[Entries from a dataset of interfaces]
=== Begin Enclosure ===
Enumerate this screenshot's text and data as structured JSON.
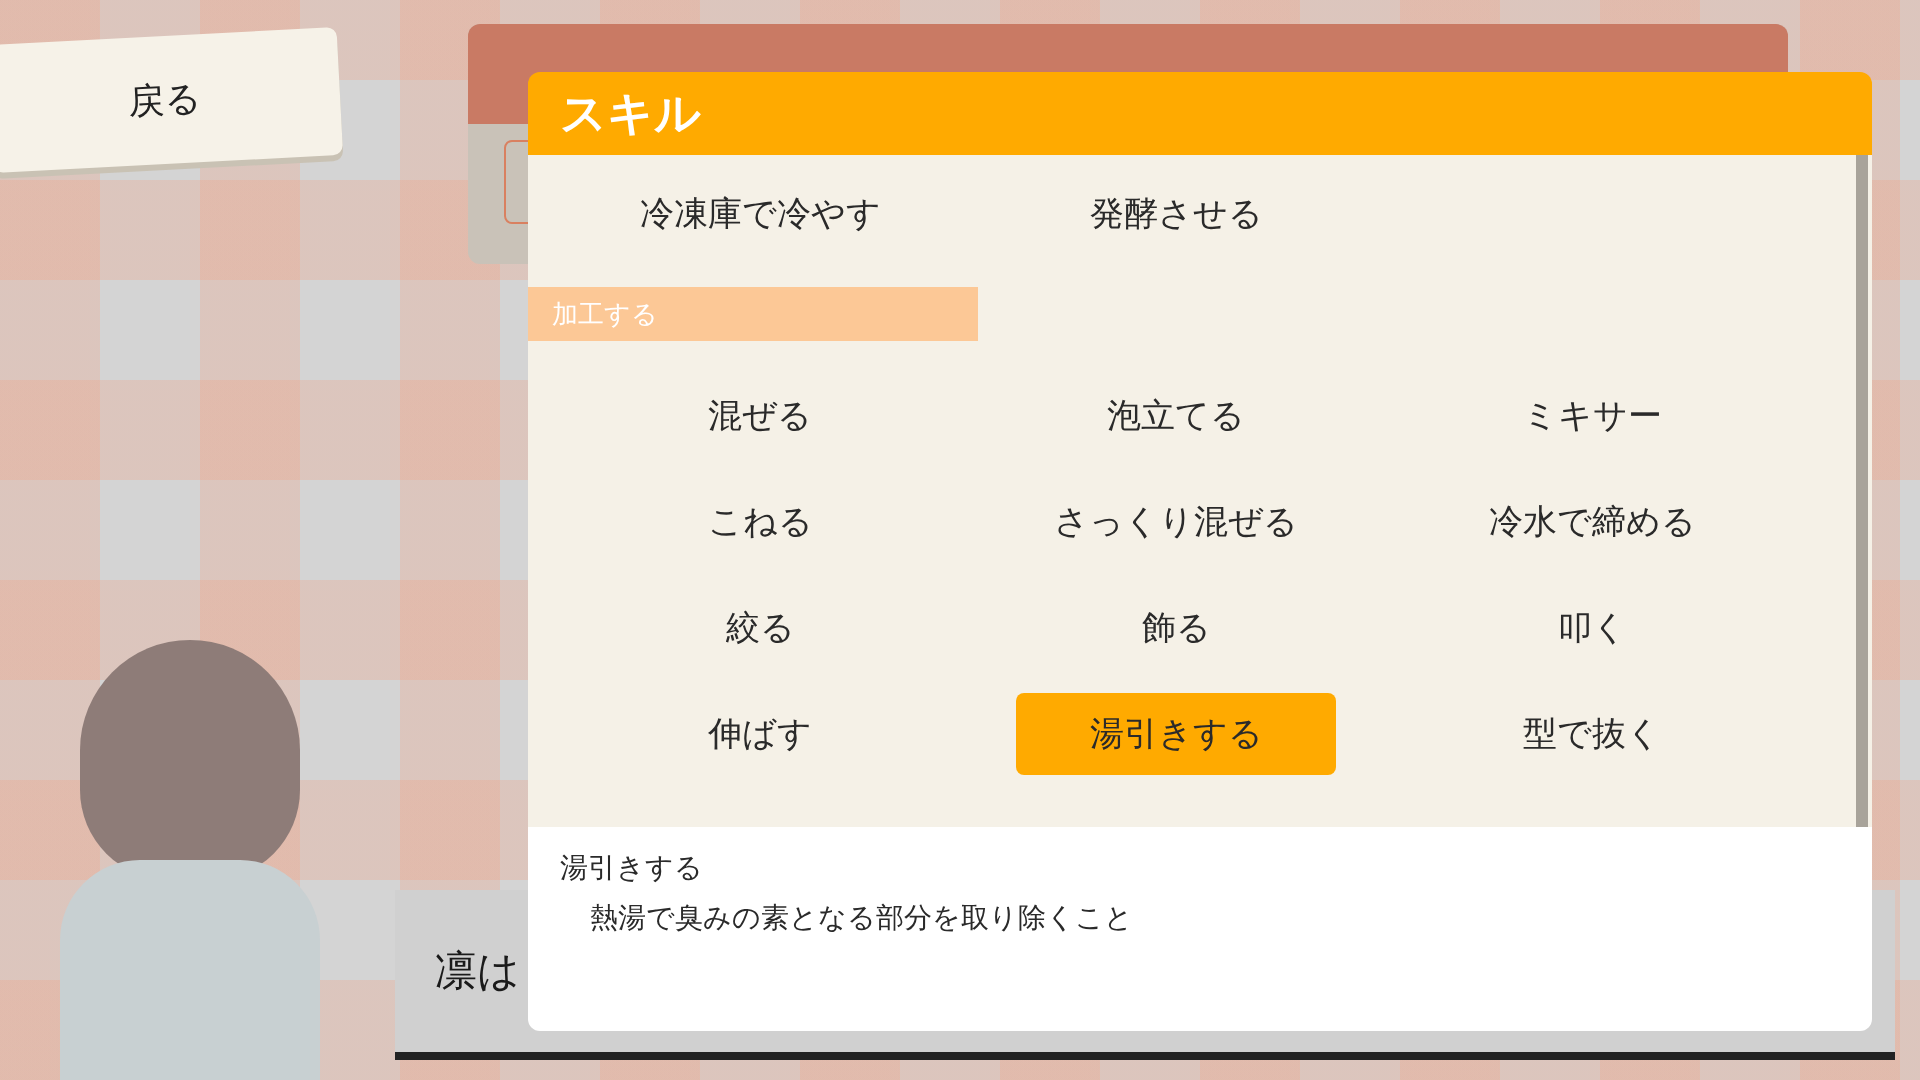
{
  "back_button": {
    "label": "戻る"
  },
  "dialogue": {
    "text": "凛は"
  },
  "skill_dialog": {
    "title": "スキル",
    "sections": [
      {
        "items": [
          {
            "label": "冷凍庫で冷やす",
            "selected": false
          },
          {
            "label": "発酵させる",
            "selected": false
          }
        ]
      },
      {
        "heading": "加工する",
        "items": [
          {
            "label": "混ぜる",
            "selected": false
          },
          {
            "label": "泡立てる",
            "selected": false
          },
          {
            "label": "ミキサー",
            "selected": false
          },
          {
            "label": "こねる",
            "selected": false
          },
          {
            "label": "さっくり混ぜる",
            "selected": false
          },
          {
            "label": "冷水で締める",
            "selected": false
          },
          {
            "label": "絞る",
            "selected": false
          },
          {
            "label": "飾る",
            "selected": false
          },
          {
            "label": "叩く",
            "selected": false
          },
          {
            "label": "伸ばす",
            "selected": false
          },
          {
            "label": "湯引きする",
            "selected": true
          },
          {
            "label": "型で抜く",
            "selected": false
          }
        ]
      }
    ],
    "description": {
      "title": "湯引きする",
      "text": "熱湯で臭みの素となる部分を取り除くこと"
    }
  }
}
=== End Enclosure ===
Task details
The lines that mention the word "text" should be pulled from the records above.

Output for this exercise
Enumerate this screenshot's text and data as structured JSON.
    "text": "凛は"
      "text": "熱湯で臭みの素となる部分を取り除くこと"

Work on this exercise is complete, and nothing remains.